(App and web page records)
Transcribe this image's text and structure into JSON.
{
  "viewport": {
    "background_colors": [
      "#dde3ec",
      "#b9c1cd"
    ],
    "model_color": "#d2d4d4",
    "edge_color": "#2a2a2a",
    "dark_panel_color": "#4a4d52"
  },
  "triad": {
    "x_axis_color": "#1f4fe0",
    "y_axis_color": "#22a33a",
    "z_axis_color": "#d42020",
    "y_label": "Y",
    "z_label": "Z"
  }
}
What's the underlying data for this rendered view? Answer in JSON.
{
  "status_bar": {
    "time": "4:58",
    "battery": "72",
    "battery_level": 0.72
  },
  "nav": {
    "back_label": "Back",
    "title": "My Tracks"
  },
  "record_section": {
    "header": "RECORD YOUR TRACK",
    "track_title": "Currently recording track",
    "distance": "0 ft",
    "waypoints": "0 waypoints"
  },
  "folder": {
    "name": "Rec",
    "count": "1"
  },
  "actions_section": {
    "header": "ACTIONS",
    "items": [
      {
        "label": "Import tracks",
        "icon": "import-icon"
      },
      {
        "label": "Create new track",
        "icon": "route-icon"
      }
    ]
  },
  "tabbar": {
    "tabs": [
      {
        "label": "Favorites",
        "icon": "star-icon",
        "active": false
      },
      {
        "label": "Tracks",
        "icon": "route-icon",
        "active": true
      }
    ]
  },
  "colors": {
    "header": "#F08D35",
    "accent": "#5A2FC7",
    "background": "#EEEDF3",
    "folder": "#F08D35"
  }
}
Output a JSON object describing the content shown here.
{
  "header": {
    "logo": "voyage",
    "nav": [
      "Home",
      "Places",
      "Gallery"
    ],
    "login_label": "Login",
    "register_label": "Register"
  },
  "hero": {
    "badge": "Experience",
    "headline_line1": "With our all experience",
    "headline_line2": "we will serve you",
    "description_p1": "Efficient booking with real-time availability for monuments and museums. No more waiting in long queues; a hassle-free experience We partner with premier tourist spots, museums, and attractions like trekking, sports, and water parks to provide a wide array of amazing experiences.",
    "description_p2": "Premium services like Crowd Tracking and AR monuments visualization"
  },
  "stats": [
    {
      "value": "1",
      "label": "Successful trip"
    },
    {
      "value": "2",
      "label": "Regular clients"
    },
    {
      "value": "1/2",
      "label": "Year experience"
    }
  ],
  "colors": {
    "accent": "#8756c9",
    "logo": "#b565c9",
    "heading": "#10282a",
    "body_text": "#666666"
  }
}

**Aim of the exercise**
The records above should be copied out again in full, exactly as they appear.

**Response to the task**
Transcribe this image's text and structure into JSON.
{
  "viewport": {
    "background_colors": [
      "#dde3ec",
      "#b9c1cd"
    ],
    "model_color": "#d2d4d4",
    "edge_color": "#2a2a2a",
    "dark_panel_color": "#4a4d52"
  },
  "triad": {
    "x_axis_color": "#1f4fe0",
    "y_axis_color": "#22a33a",
    "z_axis_color": "#d42020",
    "y_label": "Y",
    "z_label": "Z"
  }
}
What's the underlying data for this rendered view? Answer in JSON.
{
  "status_bar": {
    "time": "4:58",
    "battery": "72",
    "battery_level": 0.72
  },
  "nav": {
    "back_label": "Back",
    "title": "My Tracks"
  },
  "record_section": {
    "header": "RECORD YOUR TRACK",
    "track_title": "Currently recording track",
    "distance": "0 ft",
    "waypoints": "0 waypoints"
  },
  "folder": {
    "name": "Rec",
    "count": "1"
  },
  "actions_section": {
    "header": "ACTIONS",
    "items": [
      {
        "label": "Import tracks",
        "icon": "import-icon"
      },
      {
        "label": "Create new track",
        "icon": "route-icon"
      }
    ]
  },
  "tabbar": {
    "tabs": [
      {
        "label": "Favorites",
        "icon": "star-icon",
        "active": false
      },
      {
        "label": "Tracks",
        "icon": "route-icon",
        "active": true
      }
    ]
  },
  "colors": {
    "header": "#F08D35",
    "accent": "#5A2FC7",
    "background": "#EEEDF3",
    "folder": "#F08D35"
  }
}
Output a JSON object describing the content shown here.
{
  "header": {
    "logo": "voyage",
    "nav": [
      "Home",
      "Places",
      "Gallery"
    ],
    "login_label": "Login",
    "register_label": "Register"
  },
  "hero": {
    "badge": "Experience",
    "headline_line1": "With our all experience",
    "headline_line2": "we will serve you",
    "description_p1": "Efficient booking with real-time availability for monuments and museums. No more waiting in long queues; a hassle-free experience We partner with premier tourist spots, museums, and attractions like trekking, sports, and water parks to provide a wide array of amazing experiences.",
    "description_p2": "Premium services like Crowd Tracking and AR monuments visualization"
  },
  "stats": [
    {
      "value": "1",
      "label": "Successful trip"
    },
    {
      "value": "2",
      "label": "Regular clients"
    },
    {
      "value": "1/2",
      "label": "Year experience"
    }
  ],
  "colors": {
    "accent": "#8756c9",
    "logo": "#b565c9",
    "heading": "#10282a",
    "body_text": "#666666"
  }
}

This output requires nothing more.